Hunting Language

Hunting Language (języka myśliwskiego) is specialised. Hunters usually use it during a hunt. Hunting is defined as the activity or sport of chasing and killing wild animals or also the activity of searching for something. Under the new Hunting Act, which covers England and Wales, a person “commits an offence if he hunts a wild mammal with a dog unless his hunting is exempt.”. Exempt hunting is defined as stalking or flushing out an animal, using no more than two dogs, with a view to shooting the mammal as soon as it breaks cover. The hunting can only take place on land owned by the hunter, or on land owned by someone who has given permission for the activity and it can only be carried out with a view to protecting property or livestock. The Bill also outlaws hare coursing. People will still be allowed to use dogs to catch rats and rabbits Likewise, Hunting in Poland is also restricted to people with registered licenses and there are strict rules as to what can and can not be hunted.

Arguments for and against hunting

Gary E. Varner suggested in his book In Nature’s Interests?
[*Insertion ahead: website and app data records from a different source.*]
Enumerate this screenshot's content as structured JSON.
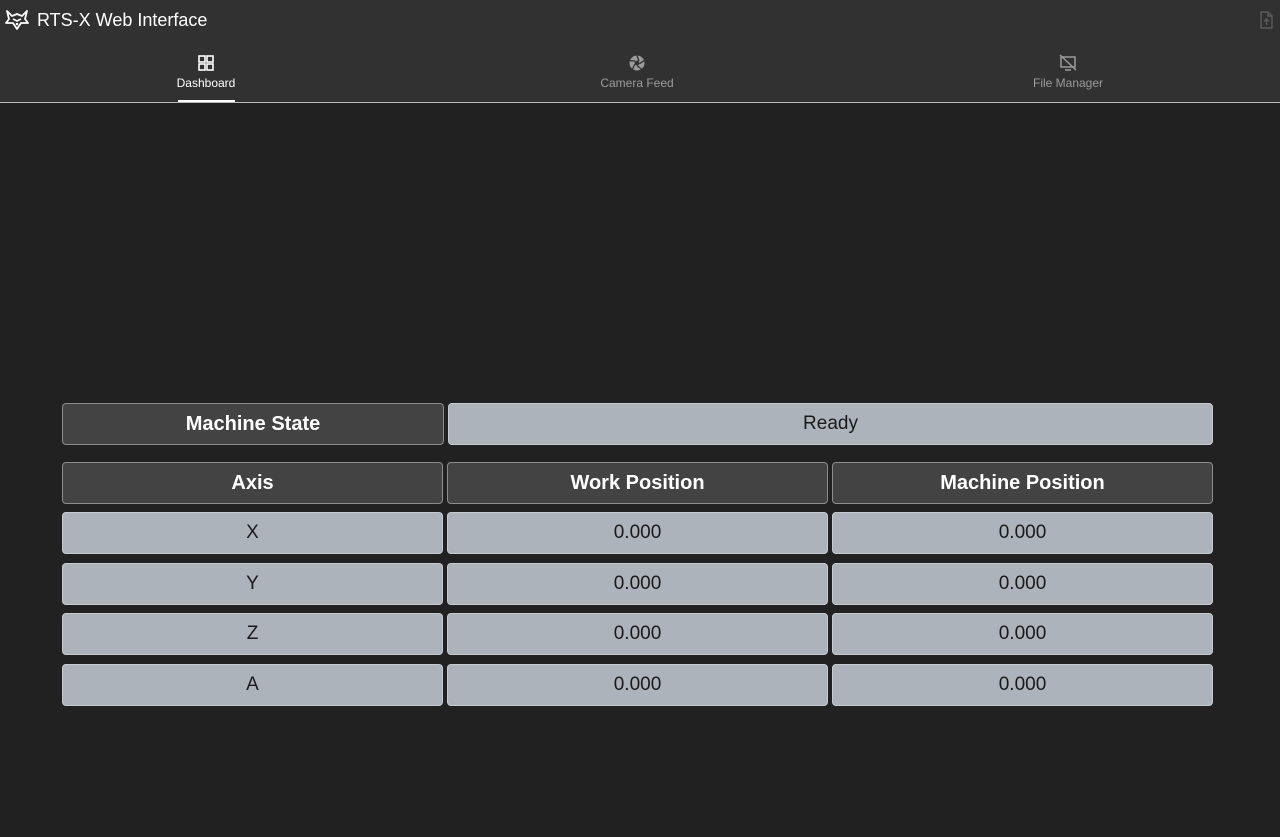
{
  "header": {
    "title": "RTS-X Web Interface",
    "logo_icon": "fox-logo-icon",
    "upload_icon": "file-upload-icon"
  },
  "tabs": [
    {
      "label": "Dashboard",
      "icon": "dashboard-icon",
      "active": true
    },
    {
      "label": "Camera Feed",
      "icon": "camera-aperture-icon",
      "active": false
    },
    {
      "label": "File Manager",
      "icon": "display-off-icon",
      "active": false
    }
  ],
  "machine_state": {
    "label": "Machine State",
    "value": "Ready"
  },
  "positions": {
    "columns": [
      "Axis",
      "Work Position",
      "Machine Position"
    ],
    "rows": [
      {
        "axis": "X",
        "work": "0.000",
        "machine": "0.000"
      },
      {
        "axis": "Y",
        "work": "0.000",
        "machine": "0.000"
      },
      {
        "axis": "Z",
        "work": "0.000",
        "machine": "0.000"
      },
      {
        "axis": "A",
        "work": "0.000",
        "machine": "0.000"
      }
    ]
  },
  "colors": {
    "background": "#212121",
    "topbar": "#313131",
    "header_cell": "#434343",
    "value_cell": "#acb3bb"
  }
}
Interests, Animal Rights and Environmental Ethics that it is useful to subdivide hunting into three types:

  • Therapeutic hunting: Hunting ‘designed to secure the aggregate welfare of the target species, the integrity of its ecosystem, or both’ i.e. hunting that is biologically necessary to prevent overpopulation or damage to other animals, plants or elements of the environment
  • Subsistence hunting: Hunting ‘aimed at securing food for human beings’
  • Sports hunting: Hunting ‘aimed at maintaining religious or cultural traditions, at re-enacting national or evolutionary history, at practising certain skills, or just at securing a trophy’. Sports hunting is usually illegal and ethically unsound.

Therapeutic hunting either benefits the group of animals whose members are being hunted or produces other important environmental benefits. Subsistence and sports hunting only benefit human beings. Any particular example of hunting may involve a combination of two or more of the three types of hunting. This webpage does not try to justify hunting. Its purpose is educational and to get people thinking about its ethics.

Hunting Language (języka myśliwskiego) – Animals


Polish English Group Male Female Young
borsuk badger colony Boar sow Cub, kit
Bizon, żubr Bison, buffalo Herd, gang, troop Bull cow
kurczak chicken Brood, peep rooster hen chicken
jeleń deer herd stag doe fawn
kaczka duck Sord, flock drake duck duckling
lis fox foxes reynard vixen cub
zając hare down jack jill Leveret
łoś moose herd buck doe
kozica mouflon
świnia pig pigs boar sow Suckling, piglet
królik rabbit colony buck doe Bunny, kit
wilk wolf wolves dog bitch cub

Hunting Language (języka myśliwskiego) – Fish and seafood

Polish English
Łosoś Salmon
Dorsz Cod
Makrela Mackerel
Sardynka Sardines
anchois Anchovies
tuńczyk tuna
karp carp
szczupak Pike, perch
pstrąg trout
śledź Herring
krewetka Shrimp, prawns
homar Lobster
krab crab
rak crayfish

Hunting Language (Języka myśliwskiego)

Hunting Language (Języka myśliwskiego) contains many phrases for guns, animals, location, seasons and many other specialist areas. Hunting has been practised since prehistoric times; it was a crucial activity of hunter-gatherer societies before the domestication of animals and the dawn of agriculture. The shooting of game birds, such as pheasant, is found in Poland, on large, traditional driven shoots on estates and on large tracts of land etc. Shooting of game birds is carried out using a shotgun, most often 12 and 20 bore or a .410

In England, hunting was formerly a royal sport, and to an extent shooting still is, with many Kings and Queens being involved in hunting and shooting. Hunting is often a pastime of rich aristocrats – hence Hunting Language (języka myśliwskiego) enables us to understand where and how hunters work

Please contact me for more information.

Book a lesson

Chat with a Native

hunting language